TASK STATEMENT
Write out exactly the lines from the one containing "Output a JSON" to the end of the material, both ends included, and nothing else. Leave pictures out.
------
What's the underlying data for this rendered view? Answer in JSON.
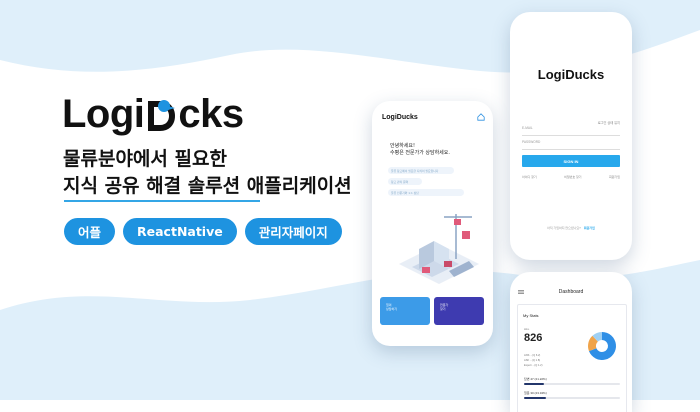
{
  "brand": {
    "logo_left": "Logi",
    "logo_right": "cks",
    "accent": "#1e93e0"
  },
  "headline": {
    "line1": "물류분야에서 필요한",
    "line2": "지식 공유 해결 솔루션 애플리케이션"
  },
  "tags": [
    "어플",
    "ReactNative",
    "관리자페이지"
  ],
  "phone_chat": {
    "header": "LogiDucks",
    "greeting_line1": "안녕하세요!",
    "greeting_line2": "수평은 전문가가 상담하세요.",
    "chips": [
      "물류 창고에서 필요한 지식이 필요합니다",
      "창고 관리 문의",
      "물류 전문가와 1:1 상담"
    ],
    "card_a": "질의\n상담하기",
    "card_b": "전문가\n찾기"
  },
  "phone_login": {
    "logo": "LogiDucks",
    "keep_login": "로그인 상태 유지",
    "email_placeholder": "E-MAIL",
    "password_placeholder": "PASSWORD",
    "signin": "SIGN IN",
    "links": [
      "아이디 찾기",
      "비밀번호 찾기",
      "회원가입"
    ],
    "signup_text": "아직 가입하지 않으셨나요?",
    "signup_link": "회원가입"
  },
  "phone_dash": {
    "title": "Dashboard",
    "stats_title": "My Stats",
    "all_label": "ALL",
    "total": "826",
    "legend": [
      "ANS  ...(Q 6.2)",
      "ASK  ...(Q 1.8)",
      "Expert  ...(Q 1.2)"
    ],
    "donut": [
      {
        "label": "ANS",
        "value": 0.69,
        "color": "#2f8fe6"
      },
      {
        "label": "ASK",
        "value": 0.19,
        "color": "#f0a44a"
      },
      {
        "label": "Expert",
        "value": 0.12,
        "color": "#9fd0f3"
      }
    ],
    "progress": [
      {
        "label": "답변 47 (21.22%)",
        "value": 0.21
      },
      {
        "label": "질문 30 (23.34%)",
        "value": 0.23
      }
    ]
  }
}
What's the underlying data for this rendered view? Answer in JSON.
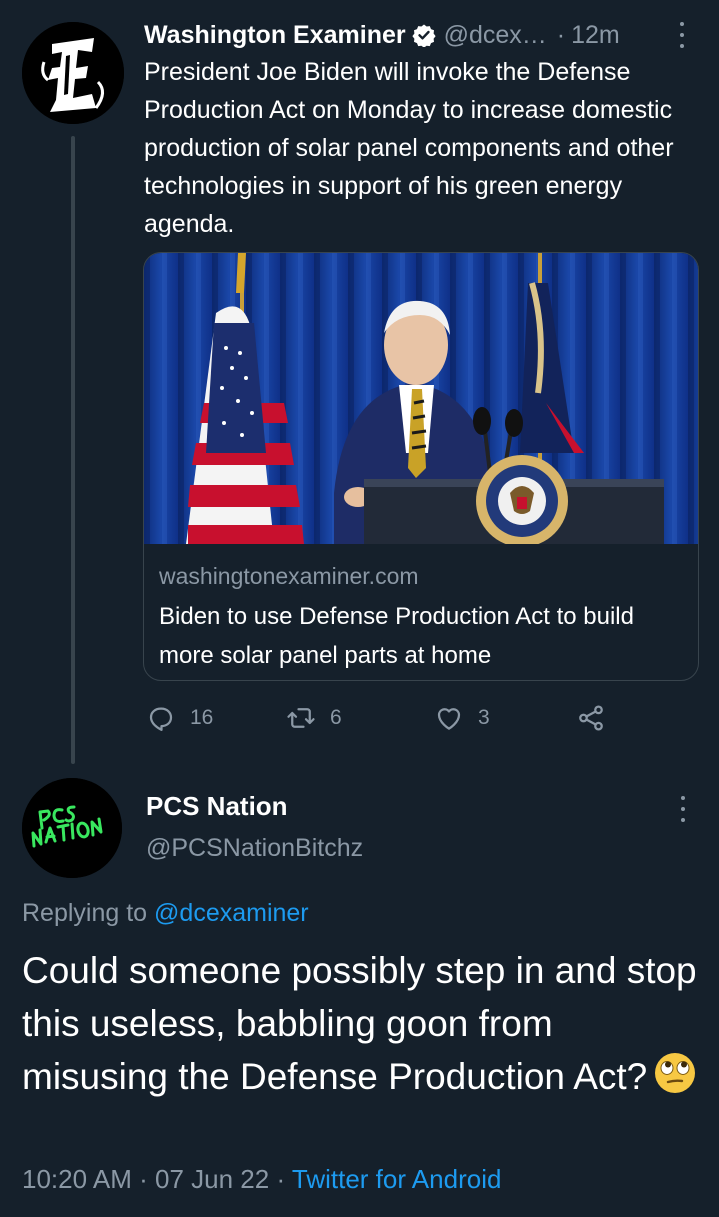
{
  "tweet": {
    "author_name": "Washington Examiner",
    "author_handle": "@dcex…",
    "separator": "·",
    "time_ago": "12m",
    "avatar_icon": "gothic-e-logo",
    "text": "President Joe Biden will invoke the Defense Production Act on Monday to increase domestic production of solar panel components and other technologies in support of his green energy agenda.",
    "card": {
      "image_icon": "press-photo",
      "domain": "washingtonexaminer.com",
      "title": "Biden to use Defense Production Act to build more solar panel parts at home"
    },
    "actions": {
      "reply_count": "16",
      "retweet_count": "6",
      "like_count": "3"
    }
  },
  "reply": {
    "author_name": "PCS Nation",
    "author_handle": "@PCSNationBitchz",
    "avatar_icon": "pcs-nation-logo",
    "replying_prefix": "Replying to",
    "replying_to": "@dcexaminer",
    "text": "Could someone possibly step in and stop this useless, babbling goon from misusing the Defense Production Act?",
    "emoji": "face-with-rolling-eyes",
    "time": "10:20 AM",
    "separator": "·",
    "date": "07 Jun 22",
    "source": "Twitter for Android"
  },
  "colors": {
    "background": "#15202b",
    "text": "#ffffff",
    "muted": "#8b98a5",
    "link": "#1d9bf0",
    "border": "#38444d"
  }
}
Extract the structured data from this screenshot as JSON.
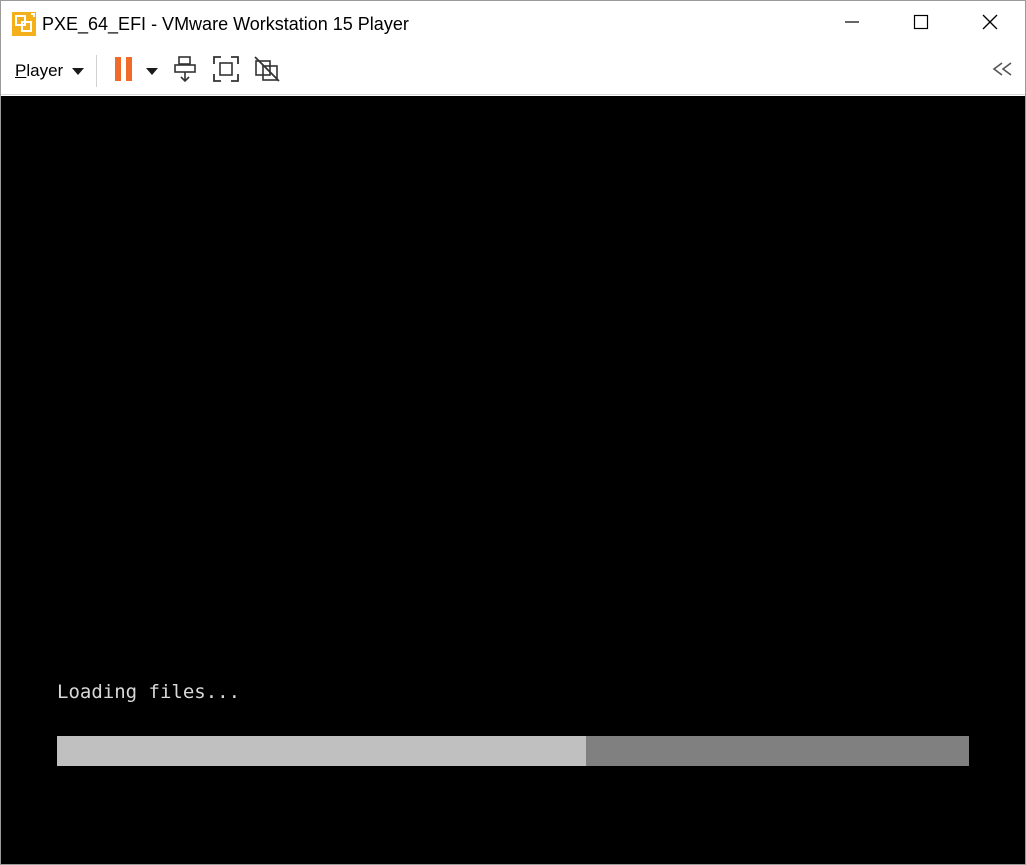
{
  "window": {
    "title": "PXE_64_EFI - VMware Workstation 15 Player",
    "app_icon": "vmware-player-icon",
    "controls": {
      "minimize_icon": "minimize-icon",
      "maximize_icon": "maximize-icon",
      "close_icon": "close-icon"
    }
  },
  "toolbar": {
    "player_menu_label": "Player",
    "buttons": [
      {
        "name": "pause",
        "icon": "pause-icon",
        "color": "#f06a2a"
      },
      {
        "name": "power-options",
        "icon": "chevron-down-icon"
      },
      {
        "name": "send-ctrl-alt-del",
        "icon": "ctrl-alt-del-icon"
      },
      {
        "name": "full-screen",
        "icon": "fullscreen-icon"
      },
      {
        "name": "unity",
        "icon": "unity-disabled-icon"
      }
    ],
    "collapse_icon": "double-chevron-left-icon"
  },
  "vm": {
    "status_text": "Loading files...",
    "progress_fraction": 0.58,
    "colors": {
      "background": "#000000",
      "text": "#d8d8d8",
      "progress_fill": "#c0c0c0",
      "progress_track": "#808080"
    }
  }
}
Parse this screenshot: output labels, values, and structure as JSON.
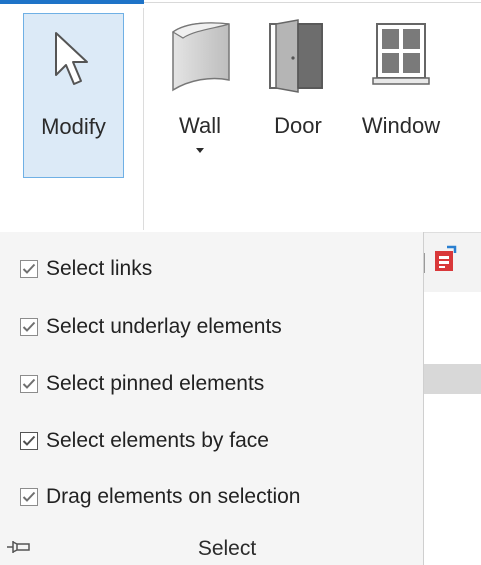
{
  "ribbon": {
    "tools": {
      "modify": {
        "label": "Modify",
        "icon": "cursor-arrow-icon",
        "selected": true
      },
      "wall": {
        "label": "Wall",
        "icon": "wall-icon",
        "has_dropdown": true
      },
      "door": {
        "label": "Door",
        "icon": "door-icon"
      },
      "window": {
        "label": "Window",
        "icon": "window-icon"
      }
    },
    "accent_color": "#1e73c8",
    "selected_bg": "#dceaf7"
  },
  "select_panel": {
    "title": "Select",
    "pin_icon": "pin-icon",
    "options": [
      {
        "label": "Select links",
        "checked": true
      },
      {
        "label": "Select underlay elements",
        "checked": true
      },
      {
        "label": "Select pinned elements",
        "checked": true
      },
      {
        "label": "Select elements by face",
        "checked": true
      },
      {
        "label": "Drag elements on selection",
        "checked": true
      }
    ]
  }
}
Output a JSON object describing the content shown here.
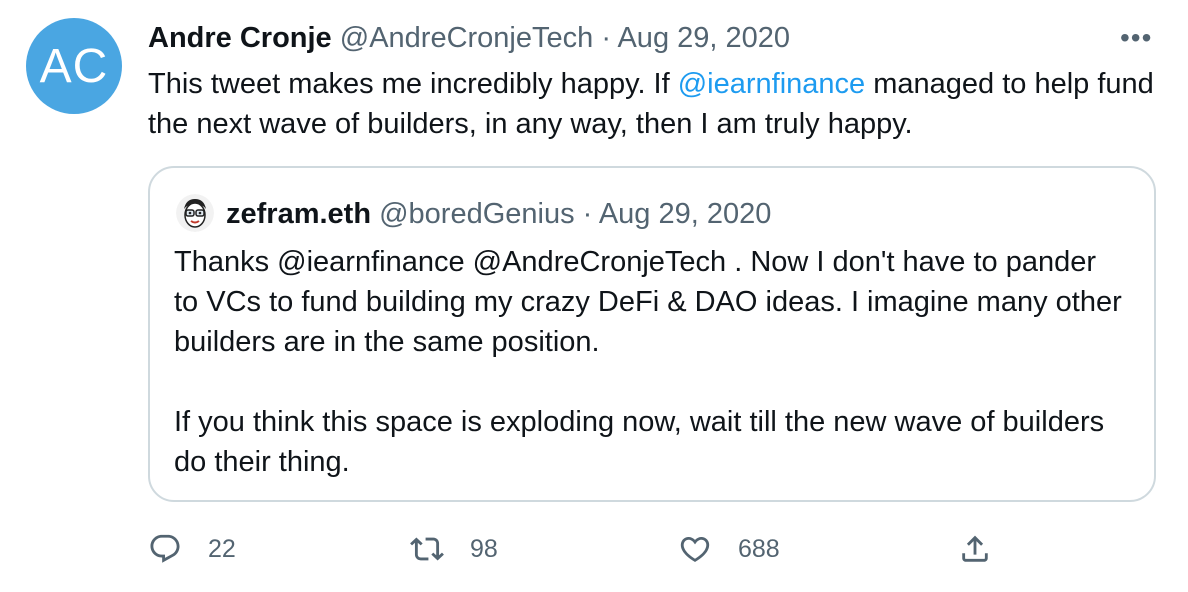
{
  "author": {
    "initials": "AC",
    "name": "Andre Cronje",
    "handle": "@AndreCronjeTech",
    "date": "Aug 29, 2020",
    "avatar_color": "#4aa6e2"
  },
  "tweet": {
    "text_before": "This tweet makes me incredibly happy. If ",
    "mention": "@iearnfinance",
    "text_after": " managed to help fund the next wave of builders, in any way, then I am truly happy."
  },
  "more_label": "•••",
  "quoted": {
    "name": "zefram.eth",
    "handle": "@boredGenius",
    "date": "Aug 29, 2020",
    "paragraph1": "Thanks @iearnfinance @AndreCronjeTech . Now I don't have to pander to VCs to fund building my crazy DeFi & DAO ideas. I imagine many other builders are in the same position.",
    "paragraph2": "If you think this space is exploding now, wait till the new wave of builders do their thing."
  },
  "actions": {
    "reply": {
      "icon": "reply-icon",
      "count": "22"
    },
    "retweet": {
      "icon": "retweet-icon",
      "count": "98"
    },
    "like": {
      "icon": "heart-icon",
      "count": "688"
    },
    "share": {
      "icon": "share-icon"
    }
  },
  "colors": {
    "accent": "#1d9bf0",
    "secondary_text": "#536471",
    "border": "#cfd9de"
  }
}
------
WORKED SOLUTION
Output a JSON object describing the content shown here.
{
  "author": {
    "initials": "AC",
    "name": "Andre Cronje",
    "handle": "@AndreCronjeTech",
    "date": "Aug 29, 2020",
    "avatar_color": "#4aa6e2"
  },
  "tweet": {
    "text_before": "This tweet makes me incredibly happy. If ",
    "mention": "@iearnfinance",
    "text_after": " managed to help fund the next wave of builders, in any way, then I am truly happy."
  },
  "more_label": "•••",
  "quoted": {
    "name": "zefram.eth",
    "handle": "@boredGenius",
    "date": "Aug 29, 2020",
    "paragraph1": "Thanks @iearnfinance @AndreCronjeTech . Now I don't have to pander to VCs to fund building my crazy DeFi & DAO ideas. I imagine many other builders are in the same position.",
    "paragraph2": "If you think this space is exploding now, wait till the new wave of builders do their thing."
  },
  "actions": {
    "reply": {
      "icon": "reply-icon",
      "count": "22"
    },
    "retweet": {
      "icon": "retweet-icon",
      "count": "98"
    },
    "like": {
      "icon": "heart-icon",
      "count": "688"
    },
    "share": {
      "icon": "share-icon"
    }
  },
  "colors": {
    "accent": "#1d9bf0",
    "secondary_text": "#536471",
    "border": "#cfd9de"
  }
}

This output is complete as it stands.